What Do Parents Need to Know About the New TikTok Time Limits?
The news that TikTok is introducing new limits on screen time for younger users has opened the debate about teenagers and smartphone usage once again. What are the key points in this subject that parents should understand?
The Need for Time Limits
This is not the first time that the amount of screen time for youngsters has been in the news. ExpressVPN's survey carried out in the US, and the UK revealed that half of all children use social media, spending an average time of 28 minutes per day on these platforms. The average daily time spent on social media increases with age, from 21 minutes for four-year-olds to 45 minutes daily at the age of 13.
In terms of the number of minors watching TikTok, this app has been beating YouTube on a global basis since mid-2020. Viewers between the ages of four and 18 watched an average of 82 minutes on TikTok in 2022, compared to 75 minutes on YouTube, with the gap widening all the time. TikTok also came out ahead of all other video apps and social media apps for this age group.
How Are the Time Limits Managed?
The new controls to manage the time spent on TikTok apply to all users under the age of 18. However, it’s been set up to act as more of a suggestion for teenagers rather than as a firm control. This is because the system will block minors once they reach a total of 60 minutes in a day. However, if they opt to carry on, the next checkpoint arrives when they get to 100 minutes.
Once they get to the 100-hour limit, a password is needed if they want to carry on using the app.
For users under the age of 13, the passcode needs to be entered by a parent or guardian.

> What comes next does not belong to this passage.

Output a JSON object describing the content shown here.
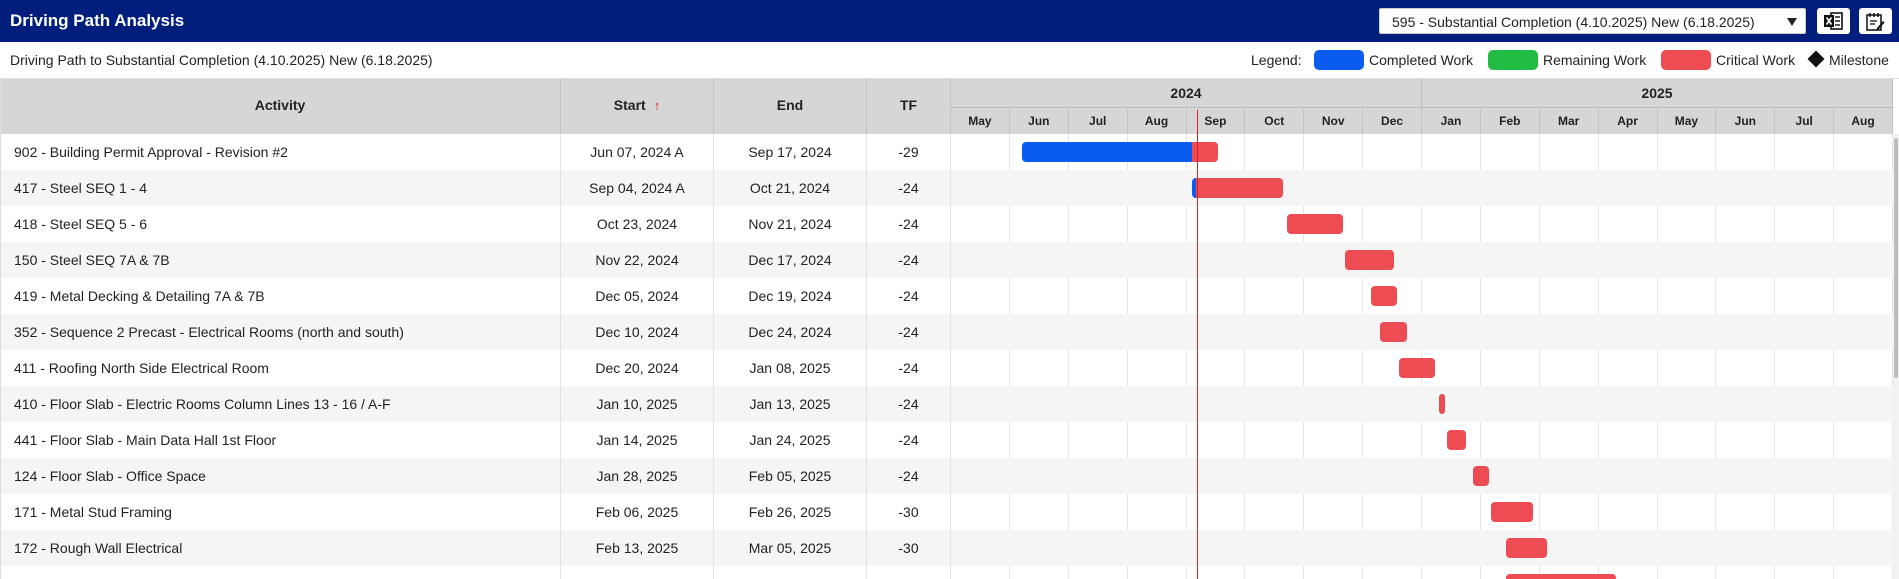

However, older children can create their own passcode and carry on using TikTok. They'll also receive updates each week that let them see how long they’re spending on the app and more information on their viewing habits.

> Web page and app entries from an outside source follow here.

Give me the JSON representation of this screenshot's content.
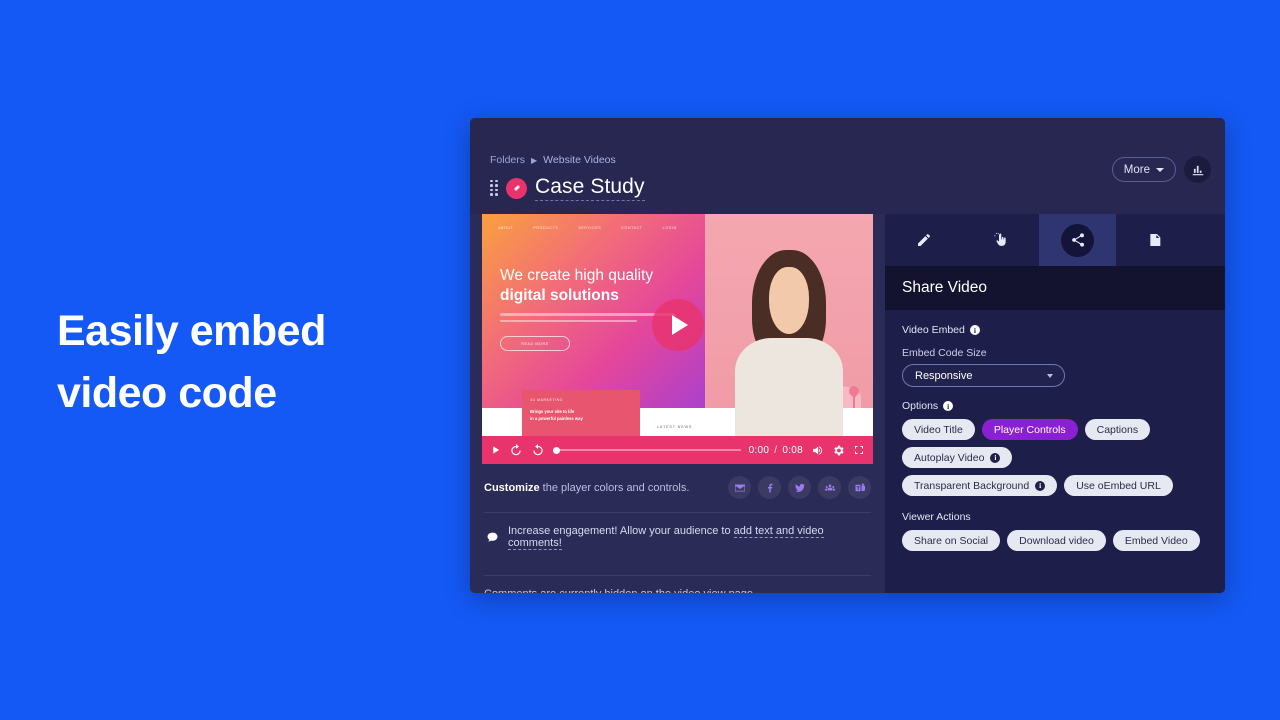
{
  "promo": {
    "line1": "Easily embed",
    "line2": "video code",
    "bg_color": "#1459f5"
  },
  "header": {
    "breadcrumb": {
      "root": "Folders",
      "separator": "▶",
      "current": "Website Videos"
    },
    "title": "Case Study",
    "more_label": "More",
    "drag_handle_icon": "grip-dots-icon",
    "link_icon": "link-chain-icon",
    "analytics_icon": "analytics-chart-icon"
  },
  "player": {
    "thumbnail": {
      "nav": [
        "ABOUT",
        "PRODUCTS",
        "SERVICES",
        "CONTACT",
        "LOGIN"
      ],
      "heading_line1": "We create high quality",
      "heading_line2": "digital solutions",
      "cta": "READ MORE",
      "card_eyebrow": "4U MARKETING",
      "card_line1": "Brings your site to life",
      "card_line2": "in a powerful painless way",
      "latest_news": "LATEST NEWS"
    },
    "play_icon": "play-icon",
    "controls": {
      "play_icon": "play-icon",
      "rewind_icon": "rewind-10-icon",
      "forward_icon": "forward-10-icon",
      "current_time": "0:00",
      "separator": "/",
      "duration": "0:08",
      "volume_icon": "volume-icon",
      "settings_icon": "gear-icon",
      "fullscreen_icon": "fullscreen-icon",
      "progress_percent": 0
    },
    "customize": {
      "link_text": "Customize",
      "rest_text": " the player colors and controls.",
      "socials": [
        {
          "name": "email-icon",
          "label": "Email"
        },
        {
          "name": "facebook-icon",
          "label": "Facebook"
        },
        {
          "name": "twitter-icon",
          "label": "Twitter"
        },
        {
          "name": "group-icon",
          "label": "Group"
        },
        {
          "name": "teams-icon",
          "label": "Microsoft Teams"
        }
      ]
    },
    "engagement": {
      "icon": "comment-bubble-icon",
      "text_before": "Increase engagement! Allow your audience to ",
      "link_text": "add text and video comments!"
    },
    "comments_status": "Comments are currently hidden on the video view page"
  },
  "share_panel": {
    "tabs": [
      {
        "id": "edit",
        "icon": "pencil-icon",
        "active": false
      },
      {
        "id": "interactive",
        "icon": "hand-click-icon",
        "active": false
      },
      {
        "id": "share",
        "icon": "share-nodes-icon",
        "active": true
      },
      {
        "id": "notes",
        "icon": "note-page-icon",
        "active": false
      },
      {
        "id": "more",
        "icon": "more-tab-icon",
        "active": false
      }
    ],
    "heading": "Share Video",
    "video_embed_label": "Video Embed",
    "embed_size_label": "Embed Code Size",
    "embed_size_value": "Responsive",
    "options_label": "Options",
    "options": [
      {
        "label": "Video Title",
        "active": false,
        "info": false
      },
      {
        "label": "Player Controls",
        "active": true,
        "info": false
      },
      {
        "label": "Captions",
        "active": false,
        "info": false
      },
      {
        "label": "Autoplay Video",
        "active": false,
        "info": true
      },
      {
        "label": "Transparent Background",
        "active": false,
        "info": true
      },
      {
        "label": "Use oEmbed URL",
        "active": false,
        "info": false
      }
    ],
    "viewer_actions_label": "Viewer Actions",
    "viewer_actions": [
      {
        "label": "Share on Social"
      },
      {
        "label": "Download video"
      },
      {
        "label": "Embed Video"
      }
    ],
    "colors": {
      "active_pill": "#8b1fd4",
      "panel_bg": "#1e1e4b",
      "accent": "#e8336d"
    }
  }
}
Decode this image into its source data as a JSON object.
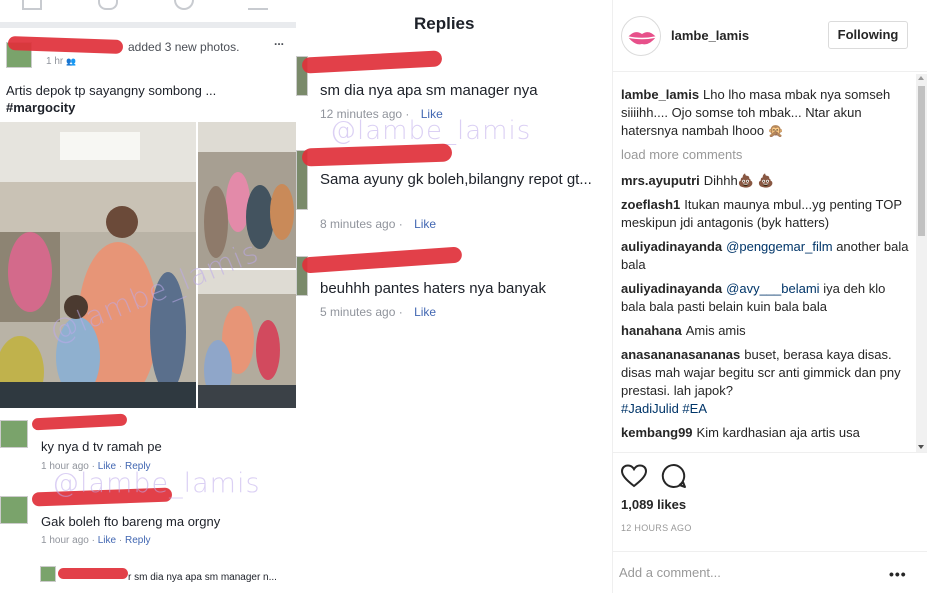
{
  "left": {
    "post_header": "added 3 new photos.",
    "post_meta": "1 hr",
    "post_text": "Artis depok tp sayangny sombong ...",
    "post_hashtag": "#margocity",
    "more_glyph": "...",
    "watermark": "@lambe_lamis",
    "comments": [
      {
        "text": "ky nya d tv ramah pe",
        "time": "1 hour ago",
        "like": "Like",
        "reply": "Reply"
      },
      {
        "text": "Gak boleh fto bareng ma orgny",
        "time": "1 hour ago",
        "like": "Like",
        "reply": "Reply"
      },
      {
        "text": "r sm dia nya apa sm manager n..."
      }
    ]
  },
  "middle": {
    "title": "Replies",
    "watermark": "@lambe_lamis",
    "replies": [
      {
        "text": "sm dia nya apa sm manager nya",
        "time": "12 minutes ago",
        "like": "Like"
      },
      {
        "text": "Sama ayuny gk boleh,bilangny repot gt...",
        "time": "8 minutes ago",
        "like": "Like"
      },
      {
        "text": "beuhhh pantes haters nya banyak",
        "time": "5 minutes ago",
        "like": "Like"
      }
    ]
  },
  "instagram": {
    "username": "lambe_lamis",
    "follow_label": "Following",
    "caption_user": "lambe_lamis",
    "caption": "Lho lho masa mbak nya somseh siiiihh.... Ojo somse toh mbak... Ntar akun hatersnya nambah lhooo 🙊",
    "load_more": "load more comments",
    "comments": [
      {
        "user": "mrs.ayuputri",
        "text": "Dihhh💩 💩"
      },
      {
        "user": "zoeflash1",
        "text": "Itukan maunya mbul...yg penting TOP meskipun jdi antagonis (byk hatters)"
      },
      {
        "user": "auliyadinayanda",
        "mention": "@penggemar_film",
        "text": "another bala bala"
      },
      {
        "user": "auliyadinayanda",
        "mention": "@avy___belami",
        "text": "iya deh klo bala bala pasti belain kuin bala bala"
      },
      {
        "user": "hanahana",
        "text": "Amis amis"
      },
      {
        "user": "anasananasananas",
        "text": "buset, berasa kaya disas. disas mah wajar begitu scr anti gimmick dan pny prestasi. lah japok?",
        "tags": "#JadiJulid #EA"
      },
      {
        "user": "kembang99",
        "text": "Kim kardhasian aja artis usa"
      }
    ],
    "likes": "1,089 likes",
    "time": "12 HOURS AGO",
    "comment_placeholder": "Add a comment...",
    "options_glyph": "•••",
    "colors": {
      "link": "#003569",
      "muted": "#999999",
      "border": "#efefef",
      "text": "#262626"
    }
  }
}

Will These Measures Work?
With no clear consensus on how long is acceptable, some parents may consider 100 minutes a day to be too much time, while others might be more relaxed about going over this limit. The American Academy of Pediatrics (AAP) suggests various useful tips for managing the screen time of younger family members according to their ages.
Rather than looking at it as a definitive measure to limit youngsters to a suitable amount of screen time, perhaps we should consider Tiktok’s latest measures simply as a step in the right direction. This could be something that stimulates more debate around the subject and leads to similar measures being introduced by other social media companies.
We can expect to hear a lot more about the limiting of social media screen time among younger users as more parents become aware of the need for action and technology companies are forced to act.